Collected data

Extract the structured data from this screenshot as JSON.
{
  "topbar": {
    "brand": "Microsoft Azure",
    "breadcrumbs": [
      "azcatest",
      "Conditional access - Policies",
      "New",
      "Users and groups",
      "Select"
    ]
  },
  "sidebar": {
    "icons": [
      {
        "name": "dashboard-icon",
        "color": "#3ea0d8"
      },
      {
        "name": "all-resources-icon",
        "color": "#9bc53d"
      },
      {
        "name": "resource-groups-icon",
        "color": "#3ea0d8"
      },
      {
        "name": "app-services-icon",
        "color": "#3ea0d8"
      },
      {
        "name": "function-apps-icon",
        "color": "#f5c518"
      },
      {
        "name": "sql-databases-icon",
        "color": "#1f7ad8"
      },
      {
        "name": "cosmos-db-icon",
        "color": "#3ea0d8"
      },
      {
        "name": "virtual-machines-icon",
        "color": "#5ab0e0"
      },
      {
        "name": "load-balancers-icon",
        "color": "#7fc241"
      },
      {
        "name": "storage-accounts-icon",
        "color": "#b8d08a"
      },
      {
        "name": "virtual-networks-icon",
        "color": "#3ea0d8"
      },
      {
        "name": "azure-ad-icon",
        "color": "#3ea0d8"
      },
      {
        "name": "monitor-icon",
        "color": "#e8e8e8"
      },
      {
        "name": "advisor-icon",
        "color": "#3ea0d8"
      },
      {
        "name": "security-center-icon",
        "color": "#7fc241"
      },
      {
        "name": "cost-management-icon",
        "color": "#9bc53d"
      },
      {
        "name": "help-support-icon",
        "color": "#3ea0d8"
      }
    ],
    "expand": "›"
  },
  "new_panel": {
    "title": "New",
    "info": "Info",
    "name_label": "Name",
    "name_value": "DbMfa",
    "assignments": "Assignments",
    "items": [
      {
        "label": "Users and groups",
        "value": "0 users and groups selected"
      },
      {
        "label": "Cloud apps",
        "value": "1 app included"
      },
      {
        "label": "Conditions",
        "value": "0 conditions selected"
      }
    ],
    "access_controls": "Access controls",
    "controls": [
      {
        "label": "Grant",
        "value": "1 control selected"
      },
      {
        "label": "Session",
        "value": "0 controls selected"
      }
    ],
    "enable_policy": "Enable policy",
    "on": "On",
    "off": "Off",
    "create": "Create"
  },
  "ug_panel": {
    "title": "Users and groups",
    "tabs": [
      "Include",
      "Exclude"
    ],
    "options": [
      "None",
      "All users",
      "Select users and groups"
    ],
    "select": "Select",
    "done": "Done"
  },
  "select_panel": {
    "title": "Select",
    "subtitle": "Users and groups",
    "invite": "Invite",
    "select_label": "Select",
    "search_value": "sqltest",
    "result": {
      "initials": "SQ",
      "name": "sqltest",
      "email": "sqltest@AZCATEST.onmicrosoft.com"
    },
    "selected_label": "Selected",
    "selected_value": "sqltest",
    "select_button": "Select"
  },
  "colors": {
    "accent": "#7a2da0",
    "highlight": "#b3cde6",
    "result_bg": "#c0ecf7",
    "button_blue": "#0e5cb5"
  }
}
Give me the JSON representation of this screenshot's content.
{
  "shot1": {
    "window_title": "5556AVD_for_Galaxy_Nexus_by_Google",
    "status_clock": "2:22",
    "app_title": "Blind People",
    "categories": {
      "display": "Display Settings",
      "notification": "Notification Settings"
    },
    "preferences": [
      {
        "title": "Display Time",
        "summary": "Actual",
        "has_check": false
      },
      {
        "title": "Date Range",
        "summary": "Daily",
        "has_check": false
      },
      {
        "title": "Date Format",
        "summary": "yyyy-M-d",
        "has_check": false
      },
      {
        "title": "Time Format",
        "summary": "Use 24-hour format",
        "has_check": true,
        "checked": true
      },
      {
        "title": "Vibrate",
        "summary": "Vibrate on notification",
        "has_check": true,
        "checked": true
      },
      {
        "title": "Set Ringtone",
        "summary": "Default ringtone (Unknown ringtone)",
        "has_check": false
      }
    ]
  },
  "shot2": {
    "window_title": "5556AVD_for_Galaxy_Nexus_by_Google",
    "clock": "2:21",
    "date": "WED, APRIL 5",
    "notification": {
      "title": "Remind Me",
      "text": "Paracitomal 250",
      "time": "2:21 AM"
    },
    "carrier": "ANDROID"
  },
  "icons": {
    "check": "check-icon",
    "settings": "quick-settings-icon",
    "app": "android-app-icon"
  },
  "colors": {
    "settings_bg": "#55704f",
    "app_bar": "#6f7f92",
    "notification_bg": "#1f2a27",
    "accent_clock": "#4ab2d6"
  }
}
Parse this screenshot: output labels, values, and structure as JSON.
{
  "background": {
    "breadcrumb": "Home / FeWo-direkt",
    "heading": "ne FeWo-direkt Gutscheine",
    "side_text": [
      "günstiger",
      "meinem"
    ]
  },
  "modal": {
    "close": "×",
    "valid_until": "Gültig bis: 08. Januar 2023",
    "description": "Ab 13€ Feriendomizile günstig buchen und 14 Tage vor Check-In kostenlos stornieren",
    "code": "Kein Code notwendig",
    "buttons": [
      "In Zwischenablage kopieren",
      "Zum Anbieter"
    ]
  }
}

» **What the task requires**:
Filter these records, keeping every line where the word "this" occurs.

» **Answer**:
Extract the structured data from this screenshot as JSON.
Give me the JSON representation of this screenshot's content.
Parse this screenshot: output labels, values, and structure as JSON.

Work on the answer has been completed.